── DATA TO EXAMINE ──

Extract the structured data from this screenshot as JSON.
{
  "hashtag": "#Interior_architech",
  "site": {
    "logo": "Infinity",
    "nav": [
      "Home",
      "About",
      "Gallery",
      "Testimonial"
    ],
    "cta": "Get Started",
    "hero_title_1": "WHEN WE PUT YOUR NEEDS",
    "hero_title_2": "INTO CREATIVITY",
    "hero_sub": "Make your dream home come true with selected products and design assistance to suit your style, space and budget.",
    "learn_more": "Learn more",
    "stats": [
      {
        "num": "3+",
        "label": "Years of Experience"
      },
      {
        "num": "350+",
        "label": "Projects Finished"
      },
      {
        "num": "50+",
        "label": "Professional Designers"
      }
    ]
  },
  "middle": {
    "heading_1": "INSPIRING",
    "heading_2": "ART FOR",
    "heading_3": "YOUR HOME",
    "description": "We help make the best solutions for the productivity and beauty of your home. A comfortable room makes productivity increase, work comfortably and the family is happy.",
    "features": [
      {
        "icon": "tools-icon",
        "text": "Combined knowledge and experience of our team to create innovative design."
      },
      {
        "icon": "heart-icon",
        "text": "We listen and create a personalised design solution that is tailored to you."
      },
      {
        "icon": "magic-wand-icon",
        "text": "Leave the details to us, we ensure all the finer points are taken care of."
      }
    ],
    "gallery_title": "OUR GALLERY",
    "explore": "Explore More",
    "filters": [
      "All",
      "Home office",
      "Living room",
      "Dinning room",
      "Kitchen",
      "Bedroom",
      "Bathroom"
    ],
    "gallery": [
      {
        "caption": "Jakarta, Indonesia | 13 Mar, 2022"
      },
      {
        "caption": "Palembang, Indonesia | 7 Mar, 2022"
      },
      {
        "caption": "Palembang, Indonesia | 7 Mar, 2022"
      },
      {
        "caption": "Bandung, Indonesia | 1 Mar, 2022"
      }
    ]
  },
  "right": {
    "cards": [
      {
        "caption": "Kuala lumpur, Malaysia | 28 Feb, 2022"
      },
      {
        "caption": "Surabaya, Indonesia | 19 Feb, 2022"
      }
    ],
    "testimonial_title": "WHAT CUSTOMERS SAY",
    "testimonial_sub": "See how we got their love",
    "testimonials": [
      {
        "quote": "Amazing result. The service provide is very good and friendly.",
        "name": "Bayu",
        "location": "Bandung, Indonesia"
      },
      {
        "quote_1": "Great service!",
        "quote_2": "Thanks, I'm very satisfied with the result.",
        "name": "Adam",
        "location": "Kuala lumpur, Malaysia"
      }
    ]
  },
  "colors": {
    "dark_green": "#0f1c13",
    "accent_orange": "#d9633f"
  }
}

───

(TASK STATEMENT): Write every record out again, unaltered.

(RESPONSE):
Extract the structured data from this screenshot as JSON.
{
  "hashtag": "#Interior_architech",
  "site": {
    "logo": "Infinity",
    "nav": [
      "Home",
      "About",
      "Gallery",
      "Testimonial"
    ],
    "cta": "Get Started",
    "hero_title_1": "WHEN WE PUT YOUR NEEDS",
    "hero_title_2": "INTO CREATIVITY",
    "hero_sub": "Make your dream home come true with selected products and design assistance to suit your style, space and budget.",
    "learn_more": "Learn more",
    "stats": [
      {
        "num": "3+",
        "label": "Years of Experience"
      },
      {
        "num": "350+",
        "label": "Projects Finished"
      },
      {
        "num": "50+",
        "label": "Professional Designers"
      }
    ]
  },
  "middle": {
    "heading_1": "INSPIRING",
    "heading_2": "ART FOR",
    "heading_3": "YOUR HOME",
    "description": "We help make the best solutions for the productivity and beauty of your home. A comfortable room makes productivity increase, work comfortably and the family is happy.",
    "features": [
      {
        "icon": "tools-icon",
        "text": "Combined knowledge and experience of our team to create innovative design."
      },
      {
        "icon": "heart-icon",
        "text": "We listen and create a personalised design solution that is tailored to you."
      },
      {
        "icon": "magic-wand-icon",
        "text": "Leave the details to us, we ensure all the finer points are taken care of."
      }
    ],
    "gallery_title": "OUR GALLERY",
    "explore": "Explore More",
    "filters": [
      "All",
      "Home office",
      "Living room",
      "Dinning room",
      "Kitchen",
      "Bedroom",
      "Bathroom"
    ],
    "gallery": [
      {
        "caption": "Jakarta, Indonesia | 13 Mar, 2022"
      },
      {
        "caption": "Palembang, Indonesia | 7 Mar, 2022"
      },
      {
        "caption": "Palembang, Indonesia | 7 Mar, 2022"
      },
      {
        "caption": "Bandung, Indonesia | 1 Mar, 2022"
      }
    ]
  },
  "right": {
    "cards": [
      {
        "caption": "Kuala lumpur, Malaysia | 28 Feb, 2022"
      },
      {
        "caption": "Surabaya, Indonesia | 19 Feb, 2022"
      }
    ],
    "testimonial_title": "WHAT CUSTOMERS SAY",
    "testimonial_sub": "See how we got their love",
    "testimonials": [
      {
        "quote": "Amazing result. The service provide is very good and friendly.",
        "name": "Bayu",
        "location": "Bandung, Indonesia"
      },
      {
        "quote_1": "Great service!",
        "quote_2": "Thanks, I'm very satisfied with the result.",
        "name": "Adam",
        "location": "Kuala lumpur, Malaysia"
      }
    ]
  },
  "colors": {
    "dark_green": "#0f1c13",
    "accent_orange": "#d9633f"
  }
}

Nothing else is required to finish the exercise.